*** Data to use Section Begins ***
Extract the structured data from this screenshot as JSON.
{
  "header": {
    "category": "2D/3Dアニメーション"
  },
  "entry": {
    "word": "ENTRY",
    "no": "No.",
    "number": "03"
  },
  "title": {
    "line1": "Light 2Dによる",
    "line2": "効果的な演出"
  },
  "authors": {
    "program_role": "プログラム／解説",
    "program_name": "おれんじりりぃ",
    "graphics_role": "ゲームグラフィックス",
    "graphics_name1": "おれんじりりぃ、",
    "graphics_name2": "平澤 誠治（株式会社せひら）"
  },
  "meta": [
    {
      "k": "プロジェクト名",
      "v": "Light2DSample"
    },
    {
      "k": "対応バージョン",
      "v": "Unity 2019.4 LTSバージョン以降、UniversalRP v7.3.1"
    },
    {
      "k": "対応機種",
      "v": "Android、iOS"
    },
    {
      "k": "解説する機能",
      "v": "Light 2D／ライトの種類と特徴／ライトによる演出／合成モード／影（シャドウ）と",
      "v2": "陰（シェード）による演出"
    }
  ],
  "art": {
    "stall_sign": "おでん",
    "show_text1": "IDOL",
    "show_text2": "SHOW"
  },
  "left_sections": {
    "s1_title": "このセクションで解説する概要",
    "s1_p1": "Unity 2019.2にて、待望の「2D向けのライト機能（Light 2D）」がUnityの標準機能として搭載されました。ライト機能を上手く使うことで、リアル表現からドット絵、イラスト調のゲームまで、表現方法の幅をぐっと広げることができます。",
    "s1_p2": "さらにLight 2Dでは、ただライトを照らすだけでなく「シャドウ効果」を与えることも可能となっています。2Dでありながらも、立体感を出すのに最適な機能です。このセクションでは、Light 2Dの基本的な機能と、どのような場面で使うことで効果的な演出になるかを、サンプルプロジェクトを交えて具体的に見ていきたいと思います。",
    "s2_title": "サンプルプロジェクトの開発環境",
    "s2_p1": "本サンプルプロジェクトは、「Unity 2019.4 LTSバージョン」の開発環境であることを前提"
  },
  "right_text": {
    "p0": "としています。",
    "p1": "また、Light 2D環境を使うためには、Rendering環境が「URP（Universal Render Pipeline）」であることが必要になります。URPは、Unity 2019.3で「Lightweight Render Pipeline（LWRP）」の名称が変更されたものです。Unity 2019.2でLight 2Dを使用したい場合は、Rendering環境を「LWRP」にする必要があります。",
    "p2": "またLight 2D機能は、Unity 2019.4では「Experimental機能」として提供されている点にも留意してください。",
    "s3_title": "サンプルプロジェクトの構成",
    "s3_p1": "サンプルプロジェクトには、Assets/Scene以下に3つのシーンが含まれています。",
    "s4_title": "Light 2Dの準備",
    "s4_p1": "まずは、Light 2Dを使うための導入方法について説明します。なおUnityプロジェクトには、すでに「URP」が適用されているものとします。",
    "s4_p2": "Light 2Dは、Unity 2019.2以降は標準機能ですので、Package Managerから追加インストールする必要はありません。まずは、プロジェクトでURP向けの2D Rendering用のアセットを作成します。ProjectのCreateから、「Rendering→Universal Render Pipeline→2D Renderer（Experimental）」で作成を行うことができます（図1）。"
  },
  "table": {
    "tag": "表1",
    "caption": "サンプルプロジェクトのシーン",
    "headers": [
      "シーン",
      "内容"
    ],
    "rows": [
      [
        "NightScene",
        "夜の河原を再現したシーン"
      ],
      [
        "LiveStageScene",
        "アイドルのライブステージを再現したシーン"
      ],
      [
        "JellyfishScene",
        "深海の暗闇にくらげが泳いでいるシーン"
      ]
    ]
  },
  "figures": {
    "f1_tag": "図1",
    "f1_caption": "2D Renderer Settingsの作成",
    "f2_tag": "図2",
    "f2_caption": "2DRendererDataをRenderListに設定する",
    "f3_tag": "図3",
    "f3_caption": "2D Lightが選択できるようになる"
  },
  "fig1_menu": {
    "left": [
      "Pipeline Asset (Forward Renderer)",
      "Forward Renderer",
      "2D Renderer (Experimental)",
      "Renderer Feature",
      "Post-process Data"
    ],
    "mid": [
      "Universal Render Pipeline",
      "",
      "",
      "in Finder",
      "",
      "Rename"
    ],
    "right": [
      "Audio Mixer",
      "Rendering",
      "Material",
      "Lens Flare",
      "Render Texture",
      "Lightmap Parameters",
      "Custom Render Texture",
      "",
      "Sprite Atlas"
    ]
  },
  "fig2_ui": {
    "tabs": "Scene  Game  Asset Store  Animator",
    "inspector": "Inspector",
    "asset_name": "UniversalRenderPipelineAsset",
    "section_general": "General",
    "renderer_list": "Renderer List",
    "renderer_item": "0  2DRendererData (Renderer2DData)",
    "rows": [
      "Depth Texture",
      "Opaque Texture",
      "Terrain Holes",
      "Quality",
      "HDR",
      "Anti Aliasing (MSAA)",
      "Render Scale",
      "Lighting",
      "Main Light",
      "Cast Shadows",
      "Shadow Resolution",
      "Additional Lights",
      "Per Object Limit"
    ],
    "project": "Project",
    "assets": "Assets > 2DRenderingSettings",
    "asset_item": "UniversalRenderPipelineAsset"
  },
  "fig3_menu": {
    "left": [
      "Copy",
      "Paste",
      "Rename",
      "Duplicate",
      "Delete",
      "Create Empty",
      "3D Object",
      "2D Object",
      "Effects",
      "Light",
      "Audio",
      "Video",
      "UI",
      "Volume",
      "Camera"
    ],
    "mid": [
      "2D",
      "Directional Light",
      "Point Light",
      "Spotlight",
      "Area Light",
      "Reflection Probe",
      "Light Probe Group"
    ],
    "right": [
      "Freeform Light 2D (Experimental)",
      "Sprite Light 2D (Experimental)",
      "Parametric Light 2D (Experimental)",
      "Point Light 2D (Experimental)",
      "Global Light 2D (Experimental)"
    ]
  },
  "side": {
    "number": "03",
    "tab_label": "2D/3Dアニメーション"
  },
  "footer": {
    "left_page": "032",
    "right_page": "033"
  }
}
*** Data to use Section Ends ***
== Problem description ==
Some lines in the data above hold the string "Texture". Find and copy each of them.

== Your response ==
      "Render Texture",
      "Custom Render Texture",
      "Depth Texture",
      "Opaque Texture",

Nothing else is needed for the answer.